## EXERCISE INSTRUCTIONS
Select every line below containing the word "this".

(Interface dataset entries)
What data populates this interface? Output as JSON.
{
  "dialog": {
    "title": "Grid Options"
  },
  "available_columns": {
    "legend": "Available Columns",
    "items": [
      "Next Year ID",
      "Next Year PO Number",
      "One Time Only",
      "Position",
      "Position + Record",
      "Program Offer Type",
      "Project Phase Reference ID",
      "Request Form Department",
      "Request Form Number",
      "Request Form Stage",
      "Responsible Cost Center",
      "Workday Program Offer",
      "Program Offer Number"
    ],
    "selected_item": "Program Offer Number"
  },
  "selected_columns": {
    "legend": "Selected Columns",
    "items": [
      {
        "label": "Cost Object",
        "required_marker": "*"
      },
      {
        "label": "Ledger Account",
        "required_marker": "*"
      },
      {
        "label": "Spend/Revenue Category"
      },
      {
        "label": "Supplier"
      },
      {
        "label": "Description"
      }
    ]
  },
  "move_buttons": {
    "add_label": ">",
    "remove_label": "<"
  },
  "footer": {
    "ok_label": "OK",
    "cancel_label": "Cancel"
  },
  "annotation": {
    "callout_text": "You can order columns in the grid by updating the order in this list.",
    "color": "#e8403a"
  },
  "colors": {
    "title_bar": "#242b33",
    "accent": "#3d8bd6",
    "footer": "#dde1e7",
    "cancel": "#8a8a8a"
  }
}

## WRITTEN RESPONSE
What data populates this interface? Output as JSON.
    "callout_text": "You can order columns in the grid by updating the order in this list.",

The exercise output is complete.